A: I’m a filmmaker and artist living on the island of Malta. My project, of Vice and Men, is currently in development, receiving a grant from the Malta Film Commission at the end of 2019. This documentary looks at the Maltese migrant community that dominated London’s Soho, which was a space synonymous with the sex industry, until the late 1980s.
Q: What was the biggest challenge in making this film?
A: Finding participants willing to have their stories documented is still a bit of a struggle. Given the sensitive nature of the subject, coupled with the fact that Malta is a small place, where everyone knows everyone, it has taken time to garner people’s trust. But the biggest challenge is documenting these stories before it’s too late, as the majority of those that were involved in this specific historical period are getting older, so there is some urgency in this respect. It’s also been a little tricky finding the right crew. Malta is a small country with a limited pool of filmmakers.
Q: Can you compare your experience at CIRCLE with other similar platforms that you have been part of?
A: To be honest, I don’t think I can, insofar that CIRCLE sense of community and trust. The idea of collaboration was really nurtured, and I think it’s one of the only platforms where I have had the opportunity to have my voice heard. I have walked away from the course not only with newfound knowledge, but a with a wonderful network of people.
Q: What were the most important benefits from being part of CIRCLE project?
A: The benefits were numerous. CIRCLE gave me heightened awareness of development in my field; the ability to have time to focus on my project and really think about its development in a holistic way. But the most valuable of all were the networks that it allowed me to build.
Q: What advice do you have for other (female) directors?
A: Listen to others, but at some point you also really have to trust your gut. Also, you don’t have to be a bully…there are enough of those.

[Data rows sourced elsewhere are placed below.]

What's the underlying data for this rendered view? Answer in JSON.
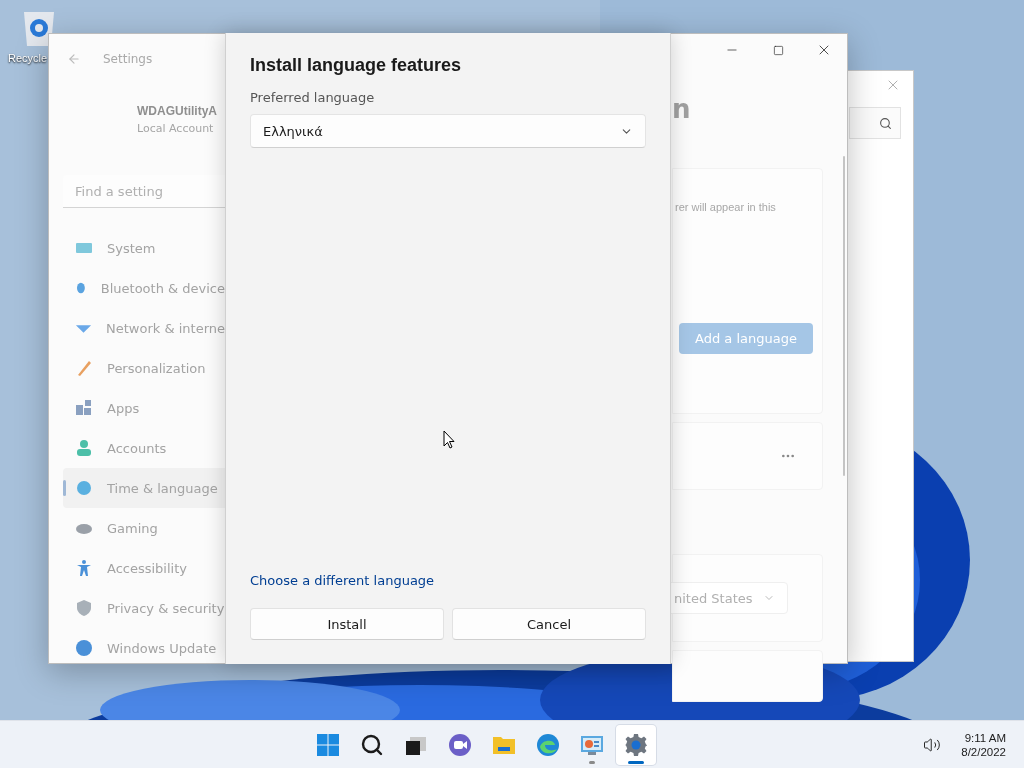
{
  "desktop": {
    "icons": [
      {
        "label": "Recycle"
      }
    ]
  },
  "settings_window": {
    "title": "Settings",
    "account": {
      "name": "WDAGUtilityA",
      "type": "Local Account"
    },
    "search": {
      "placeholder": "Find a setting"
    },
    "nav": [
      {
        "label": "System",
        "selected": false
      },
      {
        "label": "Bluetooth & device",
        "selected": false
      },
      {
        "label": "Network & interne",
        "selected": false
      },
      {
        "label": "Personalization",
        "selected": false
      },
      {
        "label": "Apps",
        "selected": false
      },
      {
        "label": "Accounts",
        "selected": false
      },
      {
        "label": "Time & language",
        "selected": true
      },
      {
        "label": "Gaming",
        "selected": false
      },
      {
        "label": "Accessibility",
        "selected": false
      },
      {
        "label": "Privacy & security",
        "selected": false
      },
      {
        "label": "Windows Update",
        "selected": false
      }
    ],
    "content": {
      "heading": "n",
      "description": "rer will appear in this",
      "add_button": "Add a language",
      "region_value": "nited States"
    }
  },
  "dialog": {
    "title": "Install language features",
    "label": "Preferred language",
    "value": "Ελληνικά",
    "link": "Choose a different language",
    "buttons": [
      {
        "label": "Install"
      },
      {
        "label": "Cancel"
      }
    ]
  },
  "taskbar": {
    "apps": [
      {
        "running": false,
        "active": false
      },
      {
        "running": false,
        "active": false
      },
      {
        "running": false,
        "active": false
      },
      {
        "running": false,
        "active": false
      },
      {
        "running": false,
        "active": false
      },
      {
        "running": false,
        "active": false
      },
      {
        "running": true,
        "active": false
      },
      {
        "running": true,
        "active": true
      }
    ],
    "clock": {
      "time": "9:11 AM",
      "date": "8/2/2022"
    }
  }
}
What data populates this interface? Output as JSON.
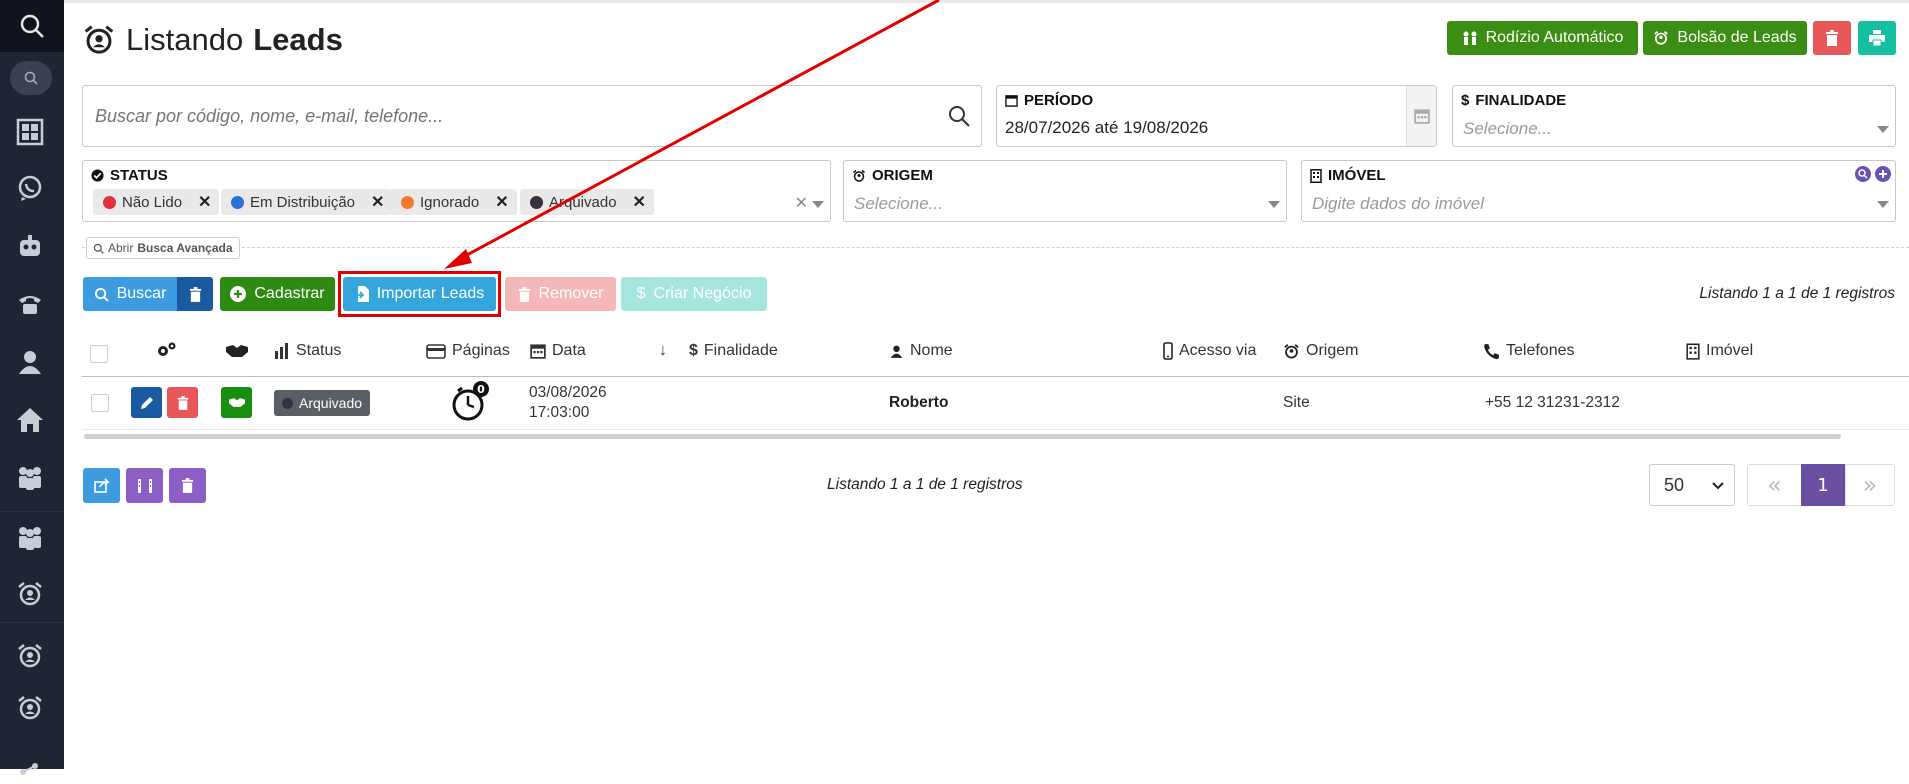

Q: Name your favorite woman-directed film and why.
A: Tricky question. One of them is Ida Lupino’s Outrage. She was way ahead of her time, working independently on with a really low budget, at a time when the industry was really male dominated.